WHAT IS REQUIRED: Repeat the data that follows, word for word, without the images.

□ □ □

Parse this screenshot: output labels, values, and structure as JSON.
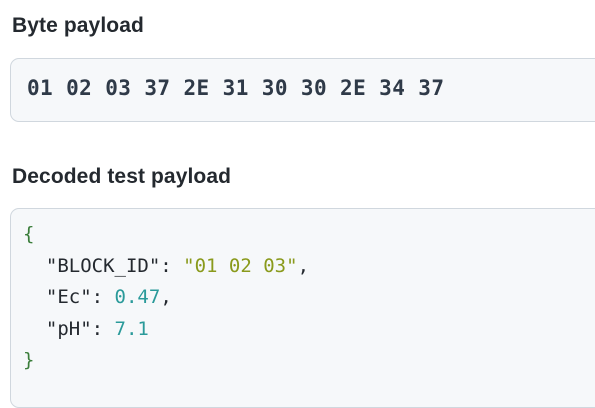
{
  "byte_payload": {
    "label": "Byte payload",
    "value": "01 02 03 37 2E 31 30 30 2E 34 37"
  },
  "decoded": {
    "label": "Decoded test payload",
    "open_brace": "{",
    "close_brace": "}",
    "fields": [
      {
        "key": "\"BLOCK_ID\"",
        "value": "\"01 02 03\"",
        "type": "string",
        "trailing": ","
      },
      {
        "key": "\"Ec\"",
        "value": "0.47",
        "type": "number",
        "trailing": ","
      },
      {
        "key": "\"pH\"",
        "value": "7.1",
        "type": "number",
        "trailing": ""
      }
    ]
  },
  "colors": {
    "string_value": "#8a9a1c",
    "number_value": "#2a9a9a",
    "brace": "#3a7d3a"
  }
}
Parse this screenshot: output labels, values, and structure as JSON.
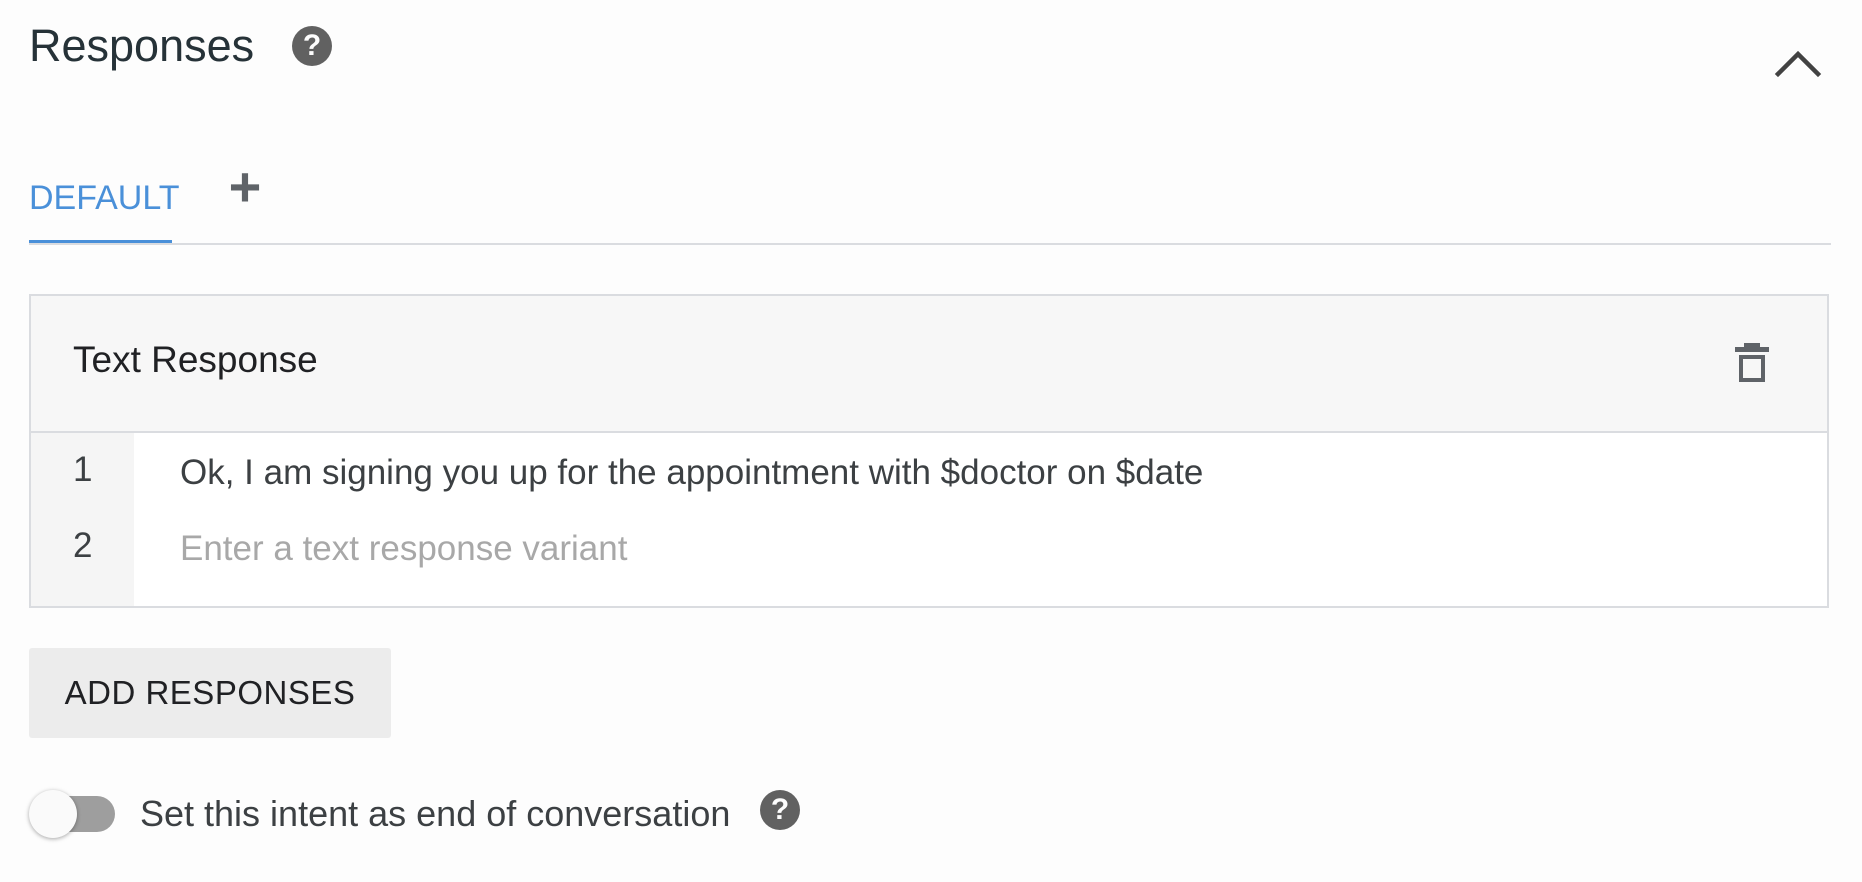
{
  "header": {
    "title": "Responses",
    "help_icon": "help-circle-icon",
    "collapse_icon": "chevron-up-icon"
  },
  "tabs": {
    "items": [
      {
        "label": "DEFAULT",
        "active": true
      }
    ],
    "add_label": "+"
  },
  "text_response": {
    "title": "Text Response",
    "delete_icon": "trash-icon",
    "rows": [
      {
        "number": "1",
        "value": "Ok, I am signing you up for the appointment with $doctor on $date"
      },
      {
        "number": "2",
        "value": "",
        "placeholder": "Enter a text response variant"
      }
    ]
  },
  "actions": {
    "add_responses_label": "ADD RESPONSES"
  },
  "end_of_conversation": {
    "label": "Set this intent as end of conversation",
    "enabled": false,
    "help_icon": "help-circle-icon"
  },
  "colors": {
    "accent": "#4a90d9",
    "icon_gray": "#616161",
    "toggle_off": "#9e9e9e",
    "button_bg": "#ececec"
  }
}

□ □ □

PROBLEM SOLUTION:
Parse this screenshot: output labels, values, and structure as JSON.
{
  "byte_payload": {
    "label": "Byte payload",
    "value": "01 02 03 37 2E 31 30 30 2E 34 37"
  },
  "decoded": {
    "label": "Decoded test payload",
    "open_brace": "{",
    "close_brace": "}",
    "fields": [
      {
        "key": "\"BLOCK_ID\"",
        "value": "\"01 02 03\"",
        "type": "string",
        "trailing": ","
      },
      {
        "key": "\"Ec\"",
        "value": "0.47",
        "type": "number",
        "trailing": ","
      },
      {
        "key": "\"pH\"",
        "value": "7.1",
        "type": "number",
        "trailing": ""
      }
    ]
  },
  "colors": {
    "string_value": "#8a9a1c",
    "number_value": "#2a9a9a",
    "brace": "#3a7d3a"
  }
}
Parse this screenshot: output labels, values, and structure as JSON.
{
  "header": {
    "title": "Responses",
    "help_icon": "help-circle-icon",
    "collapse_icon": "chevron-up-icon"
  },
  "tabs": {
    "items": [
      {
        "label": "DEFAULT",
        "active": true
      }
    ],
    "add_label": "+"
  },
  "text_response": {
    "title": "Text Response",
    "delete_icon": "trash-icon",
    "rows": [
      {
        "number": "1",
        "value": "Ok, I am signing you up for the appointment with $doctor on $date"
      },
      {
        "number": "2",
        "value": "",
        "placeholder": "Enter a text response variant"
      }
    ]
  },
  "actions": {
    "add_responses_label": "ADD RESPONSES"
  },
  "end_of_conversation": {
    "label": "Set this intent as end of conversation",
    "enabled": false,
    "help_icon": "help-circle-icon"
  },
  "colors": {
    "accent": "#4a90d9",
    "icon_gray": "#616161",
    "toggle_off": "#9e9e9e",
    "button_bg": "#ececec"
  }
}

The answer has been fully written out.